*GIVEN INFORMATION*
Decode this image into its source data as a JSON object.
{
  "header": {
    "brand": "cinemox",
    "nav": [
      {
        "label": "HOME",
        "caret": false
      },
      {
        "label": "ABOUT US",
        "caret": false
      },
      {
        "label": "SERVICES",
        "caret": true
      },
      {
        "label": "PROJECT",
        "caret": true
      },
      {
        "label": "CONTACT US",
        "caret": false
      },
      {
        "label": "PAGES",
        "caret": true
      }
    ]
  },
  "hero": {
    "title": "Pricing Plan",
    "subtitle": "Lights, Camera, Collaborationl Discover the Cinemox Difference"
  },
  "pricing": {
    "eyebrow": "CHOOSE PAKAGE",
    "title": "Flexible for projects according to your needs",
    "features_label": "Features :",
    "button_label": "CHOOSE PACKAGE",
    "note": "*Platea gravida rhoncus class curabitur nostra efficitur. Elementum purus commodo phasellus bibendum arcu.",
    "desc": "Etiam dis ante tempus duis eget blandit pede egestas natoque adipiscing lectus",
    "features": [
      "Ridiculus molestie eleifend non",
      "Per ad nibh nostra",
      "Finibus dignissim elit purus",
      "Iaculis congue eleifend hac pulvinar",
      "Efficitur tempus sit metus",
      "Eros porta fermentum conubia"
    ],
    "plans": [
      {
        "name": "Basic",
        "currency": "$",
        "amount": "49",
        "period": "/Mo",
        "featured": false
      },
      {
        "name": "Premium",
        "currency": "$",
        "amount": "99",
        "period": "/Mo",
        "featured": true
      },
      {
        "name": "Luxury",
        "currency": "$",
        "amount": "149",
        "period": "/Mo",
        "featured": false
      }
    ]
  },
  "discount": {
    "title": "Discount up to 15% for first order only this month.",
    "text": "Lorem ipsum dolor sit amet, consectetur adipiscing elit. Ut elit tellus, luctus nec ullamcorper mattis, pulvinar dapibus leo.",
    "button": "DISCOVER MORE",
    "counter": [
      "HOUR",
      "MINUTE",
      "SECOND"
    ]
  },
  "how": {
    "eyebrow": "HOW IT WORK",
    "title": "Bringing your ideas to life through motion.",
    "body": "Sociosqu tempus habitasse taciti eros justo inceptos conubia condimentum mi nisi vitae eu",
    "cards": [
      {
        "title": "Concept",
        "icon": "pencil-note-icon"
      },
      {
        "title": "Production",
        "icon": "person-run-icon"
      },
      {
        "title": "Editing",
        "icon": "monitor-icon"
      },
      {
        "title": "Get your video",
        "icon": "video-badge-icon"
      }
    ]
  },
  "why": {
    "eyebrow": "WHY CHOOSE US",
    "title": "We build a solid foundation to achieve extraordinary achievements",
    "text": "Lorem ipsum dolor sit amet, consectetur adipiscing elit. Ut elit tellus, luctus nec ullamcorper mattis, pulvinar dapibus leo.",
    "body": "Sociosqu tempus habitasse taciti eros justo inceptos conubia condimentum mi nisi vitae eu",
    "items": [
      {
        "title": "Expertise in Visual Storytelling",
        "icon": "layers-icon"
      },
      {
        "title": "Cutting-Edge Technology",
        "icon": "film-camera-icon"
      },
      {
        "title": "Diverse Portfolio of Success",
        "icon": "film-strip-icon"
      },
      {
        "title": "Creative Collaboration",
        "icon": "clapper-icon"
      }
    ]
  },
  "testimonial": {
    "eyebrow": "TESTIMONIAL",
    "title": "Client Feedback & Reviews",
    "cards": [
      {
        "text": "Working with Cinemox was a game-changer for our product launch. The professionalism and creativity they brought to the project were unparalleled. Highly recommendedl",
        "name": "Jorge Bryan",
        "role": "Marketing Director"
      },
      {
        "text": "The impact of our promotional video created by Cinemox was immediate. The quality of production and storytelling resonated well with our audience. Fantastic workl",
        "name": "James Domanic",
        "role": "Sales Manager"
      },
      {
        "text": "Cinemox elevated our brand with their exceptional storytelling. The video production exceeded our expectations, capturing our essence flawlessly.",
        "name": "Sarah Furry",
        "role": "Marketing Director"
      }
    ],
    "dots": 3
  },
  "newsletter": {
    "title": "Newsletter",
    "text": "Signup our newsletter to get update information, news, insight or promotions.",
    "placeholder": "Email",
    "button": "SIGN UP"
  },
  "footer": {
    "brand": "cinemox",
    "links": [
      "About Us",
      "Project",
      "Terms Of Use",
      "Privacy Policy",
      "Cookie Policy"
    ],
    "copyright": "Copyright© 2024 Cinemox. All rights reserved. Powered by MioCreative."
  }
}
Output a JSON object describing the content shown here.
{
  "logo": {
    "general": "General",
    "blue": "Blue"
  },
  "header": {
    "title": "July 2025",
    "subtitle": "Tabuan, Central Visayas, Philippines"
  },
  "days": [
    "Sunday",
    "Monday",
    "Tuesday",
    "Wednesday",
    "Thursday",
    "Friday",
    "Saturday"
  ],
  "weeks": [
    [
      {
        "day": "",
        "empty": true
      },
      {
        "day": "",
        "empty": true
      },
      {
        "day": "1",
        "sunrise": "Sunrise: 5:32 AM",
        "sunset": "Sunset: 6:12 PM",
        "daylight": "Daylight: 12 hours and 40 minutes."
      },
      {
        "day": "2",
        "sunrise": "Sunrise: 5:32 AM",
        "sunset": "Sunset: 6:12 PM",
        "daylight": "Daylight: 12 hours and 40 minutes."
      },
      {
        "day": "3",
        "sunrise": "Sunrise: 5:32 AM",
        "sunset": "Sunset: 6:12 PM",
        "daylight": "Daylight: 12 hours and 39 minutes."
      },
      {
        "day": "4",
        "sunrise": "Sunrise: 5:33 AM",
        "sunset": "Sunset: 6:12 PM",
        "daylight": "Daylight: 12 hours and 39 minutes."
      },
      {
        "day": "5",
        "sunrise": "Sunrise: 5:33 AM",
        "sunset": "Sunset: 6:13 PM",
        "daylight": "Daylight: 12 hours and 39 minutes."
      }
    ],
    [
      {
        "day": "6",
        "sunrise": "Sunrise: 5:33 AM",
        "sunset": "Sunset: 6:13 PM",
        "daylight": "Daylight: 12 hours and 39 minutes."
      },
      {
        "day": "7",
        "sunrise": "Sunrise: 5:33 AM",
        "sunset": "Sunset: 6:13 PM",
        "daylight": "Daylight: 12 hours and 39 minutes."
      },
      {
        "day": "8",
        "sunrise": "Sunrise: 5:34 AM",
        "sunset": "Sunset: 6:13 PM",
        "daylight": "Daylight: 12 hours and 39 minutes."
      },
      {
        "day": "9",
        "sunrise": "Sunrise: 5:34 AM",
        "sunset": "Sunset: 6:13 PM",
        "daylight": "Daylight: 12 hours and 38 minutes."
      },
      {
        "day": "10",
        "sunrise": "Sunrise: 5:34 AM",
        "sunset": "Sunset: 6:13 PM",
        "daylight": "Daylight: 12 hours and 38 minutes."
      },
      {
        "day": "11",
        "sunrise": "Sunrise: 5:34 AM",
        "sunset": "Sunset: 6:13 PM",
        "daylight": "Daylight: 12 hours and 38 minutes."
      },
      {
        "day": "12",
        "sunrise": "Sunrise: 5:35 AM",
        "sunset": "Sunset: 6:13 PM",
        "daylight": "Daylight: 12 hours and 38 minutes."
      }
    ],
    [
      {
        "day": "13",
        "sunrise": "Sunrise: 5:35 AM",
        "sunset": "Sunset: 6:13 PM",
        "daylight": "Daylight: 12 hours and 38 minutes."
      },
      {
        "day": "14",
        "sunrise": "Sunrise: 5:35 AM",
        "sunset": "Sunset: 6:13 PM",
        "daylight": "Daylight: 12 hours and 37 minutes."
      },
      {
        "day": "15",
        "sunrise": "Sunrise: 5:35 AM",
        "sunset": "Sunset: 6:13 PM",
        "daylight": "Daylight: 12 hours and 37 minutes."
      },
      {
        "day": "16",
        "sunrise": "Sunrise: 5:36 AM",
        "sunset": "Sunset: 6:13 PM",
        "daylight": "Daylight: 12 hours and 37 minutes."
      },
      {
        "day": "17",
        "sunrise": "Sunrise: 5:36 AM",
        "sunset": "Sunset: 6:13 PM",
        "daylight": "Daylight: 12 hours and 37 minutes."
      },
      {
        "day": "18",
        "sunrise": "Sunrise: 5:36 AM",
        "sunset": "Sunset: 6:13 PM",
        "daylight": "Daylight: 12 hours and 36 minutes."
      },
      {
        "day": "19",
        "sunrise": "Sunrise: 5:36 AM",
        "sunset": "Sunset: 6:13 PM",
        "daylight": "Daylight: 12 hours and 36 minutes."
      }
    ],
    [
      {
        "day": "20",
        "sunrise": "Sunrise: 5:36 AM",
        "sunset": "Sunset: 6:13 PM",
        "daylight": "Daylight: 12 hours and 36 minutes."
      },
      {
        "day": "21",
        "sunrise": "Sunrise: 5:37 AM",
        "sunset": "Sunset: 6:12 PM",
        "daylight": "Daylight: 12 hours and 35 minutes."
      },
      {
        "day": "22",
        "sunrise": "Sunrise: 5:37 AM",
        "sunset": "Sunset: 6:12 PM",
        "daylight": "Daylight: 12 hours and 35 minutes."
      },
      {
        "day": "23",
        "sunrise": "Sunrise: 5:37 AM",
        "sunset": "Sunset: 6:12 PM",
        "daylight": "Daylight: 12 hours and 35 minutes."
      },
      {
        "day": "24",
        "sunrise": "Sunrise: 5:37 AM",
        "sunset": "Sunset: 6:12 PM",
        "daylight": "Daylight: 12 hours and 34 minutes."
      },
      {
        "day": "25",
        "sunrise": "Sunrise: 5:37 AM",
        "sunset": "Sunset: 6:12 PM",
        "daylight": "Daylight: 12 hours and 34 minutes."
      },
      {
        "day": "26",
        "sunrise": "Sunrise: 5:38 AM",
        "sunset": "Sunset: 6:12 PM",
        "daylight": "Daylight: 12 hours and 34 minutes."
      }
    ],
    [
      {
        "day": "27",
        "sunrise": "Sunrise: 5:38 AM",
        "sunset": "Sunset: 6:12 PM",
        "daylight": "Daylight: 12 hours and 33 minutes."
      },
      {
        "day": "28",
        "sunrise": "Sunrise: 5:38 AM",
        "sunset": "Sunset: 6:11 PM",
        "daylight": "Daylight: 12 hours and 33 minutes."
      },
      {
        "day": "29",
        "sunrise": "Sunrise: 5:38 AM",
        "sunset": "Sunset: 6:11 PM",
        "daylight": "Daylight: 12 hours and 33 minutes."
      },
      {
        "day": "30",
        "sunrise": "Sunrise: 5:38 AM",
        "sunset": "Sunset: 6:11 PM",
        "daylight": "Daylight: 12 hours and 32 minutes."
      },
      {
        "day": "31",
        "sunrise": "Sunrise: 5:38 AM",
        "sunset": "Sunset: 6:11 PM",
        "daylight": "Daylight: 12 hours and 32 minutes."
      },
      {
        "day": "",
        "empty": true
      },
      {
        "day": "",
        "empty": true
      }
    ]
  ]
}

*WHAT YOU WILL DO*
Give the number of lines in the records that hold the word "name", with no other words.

*RESPONSE*
6